    Thanks for your bean recipies. I eat them regularly. I have been a vegetarian for 15 years and recently became vegan. I feel great and am trim and active. I cook them in a slow cooker with onions, salt and garlic until they are soft. What I can’t eat in a few days I freeze. I have bean everything. Taco’s, burritos, on my salad, bean burgers, in soups, even the dog gets a small portion. I find a good price at Gordon’s Food Market. Thank you for all you do. I raised my kids before the internet. You have so many good ideas. I want to encourage people to try them. I am 5’6″ and weigh 118 lbs. I believe that my diet has kept me trim and healthy.

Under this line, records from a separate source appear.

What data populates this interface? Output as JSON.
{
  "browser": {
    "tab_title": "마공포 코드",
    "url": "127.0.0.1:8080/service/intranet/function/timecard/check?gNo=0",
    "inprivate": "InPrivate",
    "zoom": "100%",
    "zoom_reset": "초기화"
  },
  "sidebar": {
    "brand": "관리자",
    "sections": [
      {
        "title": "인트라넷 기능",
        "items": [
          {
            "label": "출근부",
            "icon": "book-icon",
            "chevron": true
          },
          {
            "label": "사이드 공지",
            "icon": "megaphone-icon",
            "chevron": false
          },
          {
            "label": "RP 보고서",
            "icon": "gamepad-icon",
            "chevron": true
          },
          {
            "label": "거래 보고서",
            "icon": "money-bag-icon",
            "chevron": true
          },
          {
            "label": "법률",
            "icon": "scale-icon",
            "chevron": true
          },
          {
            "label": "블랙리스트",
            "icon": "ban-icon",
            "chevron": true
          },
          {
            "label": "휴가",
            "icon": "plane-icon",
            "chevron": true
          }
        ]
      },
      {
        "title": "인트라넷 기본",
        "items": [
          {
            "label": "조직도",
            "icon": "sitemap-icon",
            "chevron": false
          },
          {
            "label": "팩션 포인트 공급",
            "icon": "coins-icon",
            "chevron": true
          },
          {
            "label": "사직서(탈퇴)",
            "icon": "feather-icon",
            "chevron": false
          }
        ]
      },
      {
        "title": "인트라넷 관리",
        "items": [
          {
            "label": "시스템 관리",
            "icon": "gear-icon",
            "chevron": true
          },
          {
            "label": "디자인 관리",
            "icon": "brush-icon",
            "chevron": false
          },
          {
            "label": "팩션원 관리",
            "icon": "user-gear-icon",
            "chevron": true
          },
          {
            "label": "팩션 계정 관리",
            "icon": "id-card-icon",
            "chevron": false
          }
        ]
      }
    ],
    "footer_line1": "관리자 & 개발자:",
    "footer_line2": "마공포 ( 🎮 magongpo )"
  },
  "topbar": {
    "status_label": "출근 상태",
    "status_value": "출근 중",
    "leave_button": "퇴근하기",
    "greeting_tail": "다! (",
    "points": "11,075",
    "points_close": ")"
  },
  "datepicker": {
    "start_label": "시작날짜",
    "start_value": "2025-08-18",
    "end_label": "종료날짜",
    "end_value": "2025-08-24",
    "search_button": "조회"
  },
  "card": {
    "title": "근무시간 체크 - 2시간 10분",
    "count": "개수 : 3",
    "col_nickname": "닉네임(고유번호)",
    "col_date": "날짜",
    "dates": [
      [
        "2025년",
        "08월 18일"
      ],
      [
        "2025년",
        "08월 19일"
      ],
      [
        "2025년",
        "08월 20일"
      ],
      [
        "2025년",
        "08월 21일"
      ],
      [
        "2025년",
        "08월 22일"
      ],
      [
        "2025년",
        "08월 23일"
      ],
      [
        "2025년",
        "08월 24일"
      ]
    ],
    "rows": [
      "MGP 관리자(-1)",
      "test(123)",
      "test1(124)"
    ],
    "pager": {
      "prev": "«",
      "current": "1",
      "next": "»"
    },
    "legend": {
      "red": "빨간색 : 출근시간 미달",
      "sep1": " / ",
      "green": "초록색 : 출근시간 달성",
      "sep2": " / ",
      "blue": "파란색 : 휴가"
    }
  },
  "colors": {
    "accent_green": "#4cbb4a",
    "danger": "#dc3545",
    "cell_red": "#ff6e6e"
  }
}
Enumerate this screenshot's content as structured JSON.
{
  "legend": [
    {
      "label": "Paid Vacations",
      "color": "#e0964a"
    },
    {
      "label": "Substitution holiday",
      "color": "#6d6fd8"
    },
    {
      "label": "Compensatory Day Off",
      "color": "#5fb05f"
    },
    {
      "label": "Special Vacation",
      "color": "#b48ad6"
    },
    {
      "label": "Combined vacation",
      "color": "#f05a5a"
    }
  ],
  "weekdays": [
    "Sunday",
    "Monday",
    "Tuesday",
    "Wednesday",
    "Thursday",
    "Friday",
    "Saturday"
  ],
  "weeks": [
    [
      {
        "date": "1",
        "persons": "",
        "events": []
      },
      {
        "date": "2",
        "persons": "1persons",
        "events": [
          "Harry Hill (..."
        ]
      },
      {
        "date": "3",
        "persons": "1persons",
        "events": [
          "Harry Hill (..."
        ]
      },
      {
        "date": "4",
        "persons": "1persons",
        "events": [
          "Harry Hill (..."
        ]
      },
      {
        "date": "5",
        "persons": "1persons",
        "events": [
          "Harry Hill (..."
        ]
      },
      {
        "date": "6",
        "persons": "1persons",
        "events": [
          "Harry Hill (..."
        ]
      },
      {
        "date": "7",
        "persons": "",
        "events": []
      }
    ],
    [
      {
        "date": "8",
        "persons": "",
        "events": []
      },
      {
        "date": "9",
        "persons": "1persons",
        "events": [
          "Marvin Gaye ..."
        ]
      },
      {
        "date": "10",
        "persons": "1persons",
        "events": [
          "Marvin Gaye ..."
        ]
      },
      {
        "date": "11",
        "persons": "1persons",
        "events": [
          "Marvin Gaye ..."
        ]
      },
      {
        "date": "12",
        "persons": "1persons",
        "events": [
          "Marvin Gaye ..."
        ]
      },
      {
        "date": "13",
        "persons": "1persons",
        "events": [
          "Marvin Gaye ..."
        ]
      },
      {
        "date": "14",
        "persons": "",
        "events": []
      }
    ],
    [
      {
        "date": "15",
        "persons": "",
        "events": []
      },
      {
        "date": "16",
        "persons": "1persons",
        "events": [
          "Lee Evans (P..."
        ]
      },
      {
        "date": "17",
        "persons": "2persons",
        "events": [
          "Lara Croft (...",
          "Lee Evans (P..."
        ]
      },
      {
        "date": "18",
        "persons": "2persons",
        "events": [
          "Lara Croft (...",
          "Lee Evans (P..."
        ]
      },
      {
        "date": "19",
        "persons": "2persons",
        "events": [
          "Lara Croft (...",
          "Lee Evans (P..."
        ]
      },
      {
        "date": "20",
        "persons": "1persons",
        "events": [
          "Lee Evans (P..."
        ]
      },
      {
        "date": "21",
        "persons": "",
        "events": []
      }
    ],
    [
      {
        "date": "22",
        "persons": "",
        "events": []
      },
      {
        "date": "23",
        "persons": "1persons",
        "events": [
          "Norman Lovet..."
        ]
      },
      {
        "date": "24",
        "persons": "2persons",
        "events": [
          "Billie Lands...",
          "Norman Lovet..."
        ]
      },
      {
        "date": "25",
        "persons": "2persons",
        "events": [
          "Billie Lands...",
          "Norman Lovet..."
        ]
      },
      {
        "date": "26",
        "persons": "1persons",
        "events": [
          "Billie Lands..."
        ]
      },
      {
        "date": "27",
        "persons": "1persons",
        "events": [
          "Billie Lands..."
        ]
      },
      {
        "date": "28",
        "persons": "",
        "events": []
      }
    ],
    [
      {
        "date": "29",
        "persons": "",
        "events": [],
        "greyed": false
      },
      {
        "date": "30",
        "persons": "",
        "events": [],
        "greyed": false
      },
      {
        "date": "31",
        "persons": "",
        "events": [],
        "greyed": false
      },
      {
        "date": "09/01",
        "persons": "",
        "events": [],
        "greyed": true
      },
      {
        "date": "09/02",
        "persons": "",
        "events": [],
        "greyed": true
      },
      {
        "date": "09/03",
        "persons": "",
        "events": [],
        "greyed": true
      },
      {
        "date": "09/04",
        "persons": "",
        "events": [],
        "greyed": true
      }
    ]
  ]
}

God Bless

  19. For those still using meat I replaced 1/4 of the meat in tacos and chili with oatmeal when my kids were teenagers and I was on a tight budget. Just use a potao masher to break up the meat finely when frying and they won’t know.They didn’t like beans but if I pureed them and added them in the sauce they ate them without knowing. I also pureed a lot of vegetables to add to spaghetti sauce to up the vitamin content since they thought they only liked tomato sauce.

  20. Do you grow your own beans? I’ve found my dried beans sprout and I’m going to try to grow some this year!!

  21. Thanks for the fantastic recipe ideas!

    One I’ve been enjoying lately is:
    — black beans cooked with curry powder, cumin, and bay leaf
    — bell peppers sauteed with onions
    — rice

    Bean dishes can be so filling, yummy, and inexpensive! I’m looking forward to trying out some of your recipes 🙂

  22. I used the immersion blender to add yellow summer squash or zucchini slices to the homemade spaghetti sauce. My husband informed me he was no going to eat either one after I grew a bunch of it last summer, and there is still lots in the freezer. He was laughing, so may have been joking but I was in no mood.

  23. i just love the beans ideas for meals. And I love the blog, I so can relate to so much that is posted. I look every day at my email in hopes of a post from the prudent homemaker

  24. Brandy,
    Made the black bean burgers with your delicious ‘steak sauce'(I labeled it Black bean burger sauce because we do not eat steak:D).

    Just loved them, what a wonderful recipes!


  25. I made this pea soup. It turned out perfect.

    Brandy…I also made the black bean burgers and Rosemary white bean soup . Both were excellent and we have added both into our monthly meal plan.

    Traveling to Spain this September reminded me of how many cultures have beans in the cuisine. It is really fun and delicious cooking meals that have a different flavor profile then the regular American diet.

    Thank you for the wonderful website!

  26. The “taco soup” reminds me of my family’s “hot bean dip”. We all make it slightly differently. To mine I add diced capsicum and mushroom. Pretty much just chuck in as much as you want of anything.
    -taco seasoning mix
    -curry powder (optional I suppose)
    -red kidney beans
    -diced tomato (or tomato soup for a more ‘dip’ texture)
    My family also usually adds (vegetarian) mince, but it is just as good without, especially if you add capsicum and mushroom.
    We serve this with corn chips to dip in it, but I’ve also found that the leftovers go great with a big bowl of rice, or wrapped in puff pastry to make parcels.

    My favourite thing about this recipe has always been that you can have all the base ingredients for the meal in your pantry year round, and to make it all you need to do is go out and fetch the onion (& mushroom and capsicum if added).

  27. I find one of the best deals are dried chickpeas and they can make a wonderful curry which we have with rice yogurt and my homemade green tomato chutney. It is also easy and cheap to make the naan bread if you need a little extra calories.

  28. Our family really enjoys black bean & sweet potato burritos, black bean quesadillas, black bean soup, homemade hummus, and Moroccan Chickpea Tagine over rice or couscous. There are so many options out there and when they can use up pantry staples it is even better!

Leave a Reply

Your email address will not be published. Required fields are marked *